| Action item |
Repeat everything in the listing below. Keep each line exact.

*** Data ***

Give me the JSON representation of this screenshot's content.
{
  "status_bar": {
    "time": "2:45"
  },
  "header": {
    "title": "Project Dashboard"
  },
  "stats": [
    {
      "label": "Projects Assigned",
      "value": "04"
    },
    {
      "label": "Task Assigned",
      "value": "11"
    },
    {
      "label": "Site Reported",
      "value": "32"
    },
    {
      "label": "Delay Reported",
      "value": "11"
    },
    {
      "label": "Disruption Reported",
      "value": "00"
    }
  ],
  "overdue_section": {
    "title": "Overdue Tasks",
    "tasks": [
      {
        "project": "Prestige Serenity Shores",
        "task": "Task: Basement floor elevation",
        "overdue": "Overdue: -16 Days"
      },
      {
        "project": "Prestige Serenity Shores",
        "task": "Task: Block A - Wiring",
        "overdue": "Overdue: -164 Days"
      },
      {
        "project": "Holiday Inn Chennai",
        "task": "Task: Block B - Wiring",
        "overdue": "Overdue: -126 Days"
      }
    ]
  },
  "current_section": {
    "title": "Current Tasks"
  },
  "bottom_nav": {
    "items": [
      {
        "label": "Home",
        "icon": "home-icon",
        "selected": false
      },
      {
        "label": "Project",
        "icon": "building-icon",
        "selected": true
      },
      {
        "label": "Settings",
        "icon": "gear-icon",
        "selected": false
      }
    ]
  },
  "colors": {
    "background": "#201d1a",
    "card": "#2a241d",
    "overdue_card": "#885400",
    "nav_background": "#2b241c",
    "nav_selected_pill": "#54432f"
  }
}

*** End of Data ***

| Solution to the problem |
Give me the JSON representation of this screenshot's content.
{
  "status_bar": {
    "time": "2:45"
  },
  "header": {
    "title": "Project Dashboard"
  },
  "stats": [
    {
      "label": "Projects Assigned",
      "value": "04"
    },
    {
      "label": "Task Assigned",
      "value": "11"
    },
    {
      "label": "Site Reported",
      "value": "32"
    },
    {
      "label": "Delay Reported",
      "value": "11"
    },
    {
      "label": "Disruption Reported",
      "value": "00"
    }
  ],
  "overdue_section": {
    "title": "Overdue Tasks",
    "tasks": [
      {
        "project": "Prestige Serenity Shores",
        "task": "Task: Basement floor elevation",
        "overdue": "Overdue: -16 Days"
      },
      {
        "project": "Prestige Serenity Shores",
        "task": "Task: Block A - Wiring",
        "overdue": "Overdue: -164 Days"
      },
      {
        "project": "Holiday Inn Chennai",
        "task": "Task: Block B - Wiring",
        "overdue": "Overdue: -126 Days"
      }
    ]
  },
  "current_section": {
    "title": "Current Tasks"
  },
  "bottom_nav": {
    "items": [
      {
        "label": "Home",
        "icon": "home-icon",
        "selected": false
      },
      {
        "label": "Project",
        "icon": "building-icon",
        "selected": true
      },
      {
        "label": "Settings",
        "icon": "gear-icon",
        "selected": false
      }
    ]
  },
  "colors": {
    "background": "#201d1a",
    "card": "#2a241d",
    "overdue_card": "#885400",
    "nav_background": "#2b241c",
    "nav_selected_pill": "#54432f"
  }
}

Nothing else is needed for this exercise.